Credit cards offer consumers a way to purchase items without breaking the bank, but large balances combined with high interest rates can sometimes overwhelm credit card holders and threaten to do just that. The U.S. Census Bureau reports there are an estimated 180 million credit card holders in America in 2011. A percentage of that number will fall behind on payments or worse -- fall into collections. Before this happens, consumers should contact their credit card provider and propose an alternative, including a settlement, a lower interest rate or a smaller minimum balance.
Gather your credit card statements and compare the minimum amount due (or full balance) to your monthly or yearly budget. Determine how much you can reasonably afford to pay each month until you can bring the account current. If you are unemployed or have another reason not to expect to be able to pay in the long term, decide how much of the total amount due you can pay in full. Make notes of this information.
Open a professional letter template using a word processing application such as Microsoft Word. Type the mailing address for the credit card company (use the address listed on your statement for general inquiries), date the letter and type your mailing address. Include your credit card account number in a reference line. Address it to “Account Manager.” Begin your letter by again referencing your credit card number and stating how long you have owned the account. Include a brief (but detailed) description of the reason you are making a proposal. For example, state that you lost you job and fell behind on payments if that is the reason for your troubles.
Write a paragraph that clearly states what you are proposing. For example, if you wish to propose a settlement, write the amount you wish to pay and request that this amount be accepted for the account to be considered paid in full. State an amount lower than you can afford. Expect to receive a counter offer that is higher, which you can then counter with a lower offer until you reach your target. In your closing paragraph, include a statement that you wish to accept responsibility for your debt, but due to circumstances beyond your control, you are requesting assistance from your credit card provider. Ask to be contacted in writing if the company has an alternative solution, such as a credit-counseling program.
Save your document. Make a copy of your proposal for your records and send another through certified mail. Expect to amend or adjust your proposal letter if the company counters it. It can take numerous letters of negotiation until your account is either brought current or settled as paid in full.

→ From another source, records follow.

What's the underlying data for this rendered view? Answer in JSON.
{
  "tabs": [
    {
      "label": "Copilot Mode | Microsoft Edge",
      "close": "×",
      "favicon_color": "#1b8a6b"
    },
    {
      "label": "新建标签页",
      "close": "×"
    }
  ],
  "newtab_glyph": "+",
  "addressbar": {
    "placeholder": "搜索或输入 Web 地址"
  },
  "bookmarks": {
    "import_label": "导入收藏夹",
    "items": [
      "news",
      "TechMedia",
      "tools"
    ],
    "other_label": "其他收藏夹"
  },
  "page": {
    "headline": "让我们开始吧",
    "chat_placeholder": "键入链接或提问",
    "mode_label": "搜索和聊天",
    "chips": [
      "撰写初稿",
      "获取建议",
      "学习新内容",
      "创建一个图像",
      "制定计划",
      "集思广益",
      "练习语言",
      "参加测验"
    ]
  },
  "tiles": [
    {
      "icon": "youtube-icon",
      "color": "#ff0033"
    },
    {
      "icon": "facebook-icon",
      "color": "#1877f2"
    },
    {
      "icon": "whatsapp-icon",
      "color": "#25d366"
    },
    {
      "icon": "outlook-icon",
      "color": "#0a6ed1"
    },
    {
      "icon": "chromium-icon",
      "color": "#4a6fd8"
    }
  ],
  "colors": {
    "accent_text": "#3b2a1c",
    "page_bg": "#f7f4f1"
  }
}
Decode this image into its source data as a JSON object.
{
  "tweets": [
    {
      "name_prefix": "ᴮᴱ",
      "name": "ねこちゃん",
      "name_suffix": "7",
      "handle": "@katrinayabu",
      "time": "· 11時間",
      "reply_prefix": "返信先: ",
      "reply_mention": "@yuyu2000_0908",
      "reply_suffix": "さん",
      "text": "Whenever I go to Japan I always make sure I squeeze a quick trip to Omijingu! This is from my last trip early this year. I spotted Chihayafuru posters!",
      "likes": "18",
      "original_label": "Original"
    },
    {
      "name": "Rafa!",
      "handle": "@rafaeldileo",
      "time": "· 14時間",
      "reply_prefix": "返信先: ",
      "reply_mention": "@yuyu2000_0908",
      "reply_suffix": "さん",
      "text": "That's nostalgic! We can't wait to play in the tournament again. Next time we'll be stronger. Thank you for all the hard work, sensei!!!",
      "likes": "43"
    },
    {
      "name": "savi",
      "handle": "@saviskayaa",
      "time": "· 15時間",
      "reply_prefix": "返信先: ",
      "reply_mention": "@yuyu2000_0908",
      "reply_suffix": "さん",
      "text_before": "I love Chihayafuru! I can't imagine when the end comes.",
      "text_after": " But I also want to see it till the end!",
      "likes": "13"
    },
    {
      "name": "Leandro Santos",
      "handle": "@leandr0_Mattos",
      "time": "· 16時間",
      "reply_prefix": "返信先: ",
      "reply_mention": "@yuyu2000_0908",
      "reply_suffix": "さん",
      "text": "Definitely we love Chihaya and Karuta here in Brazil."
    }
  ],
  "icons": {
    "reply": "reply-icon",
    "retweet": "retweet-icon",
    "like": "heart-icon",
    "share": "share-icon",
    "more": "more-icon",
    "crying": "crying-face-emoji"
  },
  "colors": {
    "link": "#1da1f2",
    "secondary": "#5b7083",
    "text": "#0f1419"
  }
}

Angela Campbell began writing professionally in 1997 for Easley Publications in Easley, SC, and later for Gannett newspaper properties. A graduate of the University of South Carolina's mass communications and journalism program, she has won numerous South Carolina State Press Association awards for spot news reporting, business reporting, feature writing, photography and page design.